Problem requirements> Tally every line below where "content" appears, then report the total alone.

Study material>
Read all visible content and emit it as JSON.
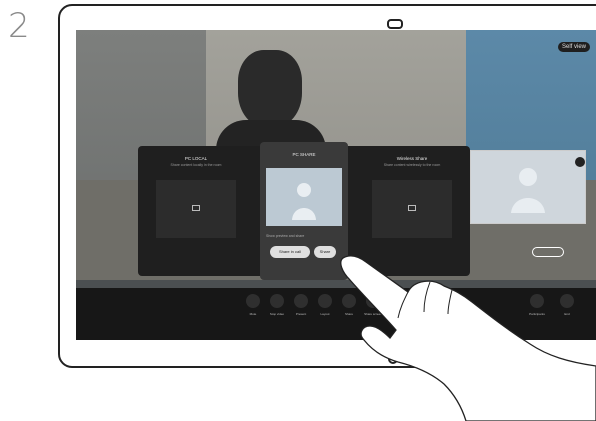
{
  "step": {
    "number": "2"
  },
  "selfview": {
    "badge": "Self view"
  },
  "share": {
    "left": {
      "title": "PC LOCAL",
      "subtitle": "Share content locally in the room"
    },
    "middle": {
      "title": "PC SHARE",
      "option": "Show preview and share",
      "buttons": [
        "Share in call",
        "Share"
      ]
    },
    "right": {
      "title": "Wireless Share",
      "subtitle": "Share content wirelessly to the room"
    }
  },
  "toolbar": {
    "items": [
      {
        "label": "Mute"
      },
      {
        "label": "Stop video"
      },
      {
        "label": "Present"
      },
      {
        "label": "Layout"
      },
      {
        "label": "Share"
      },
      {
        "label": "Share screen"
      },
      {
        "label": "Participants"
      },
      {
        "label": "End"
      }
    ]
  }
}
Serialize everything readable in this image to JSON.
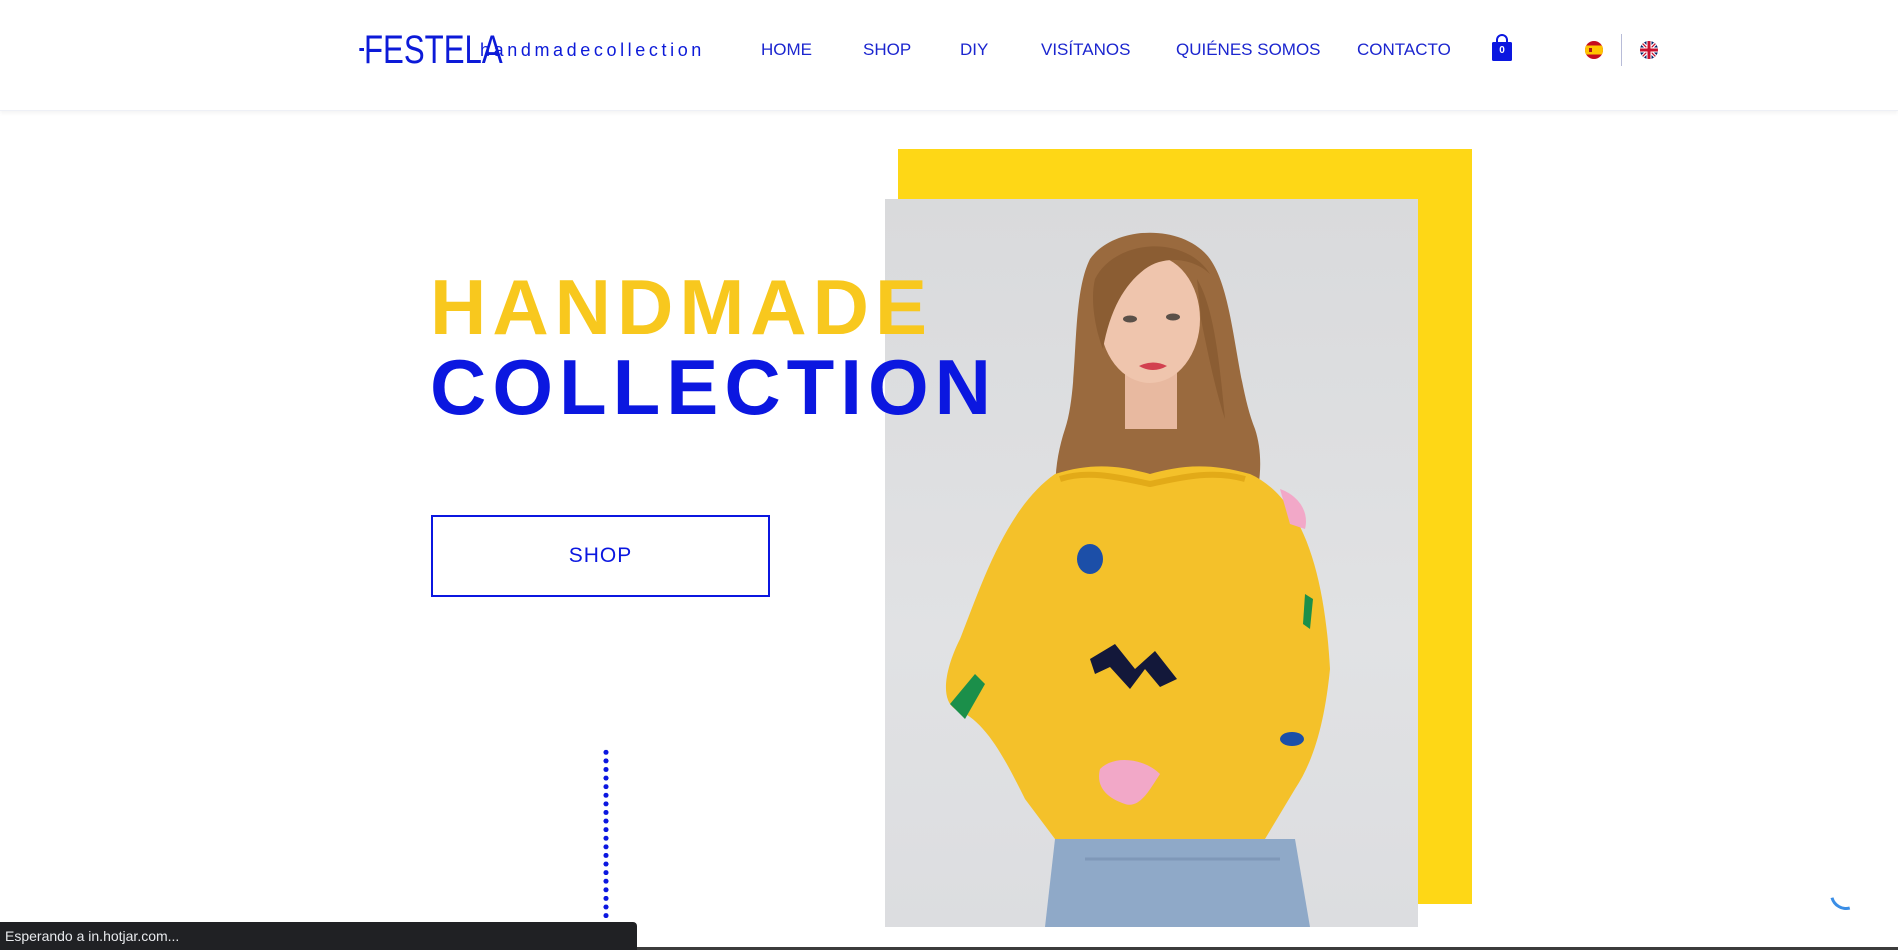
{
  "header": {
    "logo": "FESTELA",
    "logo_sub": "handmadecollection",
    "nav": [
      {
        "label": "HOME"
      },
      {
        "label": "SHOP"
      },
      {
        "label": "DIY"
      },
      {
        "label": "VISÍTANOS"
      },
      {
        "label": "QUIÉNES SOMOS"
      },
      {
        "label": "CONTACTO"
      }
    ],
    "cart_count": "0",
    "languages": [
      "es-flag-icon",
      "uk-flag-icon"
    ]
  },
  "hero": {
    "title_line1": "HANDMADE",
    "title_line2": "COLLECTION",
    "shop_button": "SHOP",
    "photo": "woman-in-yellow-sweatshirt"
  },
  "colors": {
    "brand_blue": "#0b17e0",
    "brand_yellow": "#fed716",
    "title_yellow": "#f8c81e"
  },
  "status_bar": {
    "text": "Esperando a in.hotjar.com..."
  }
}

Completed exercise> 3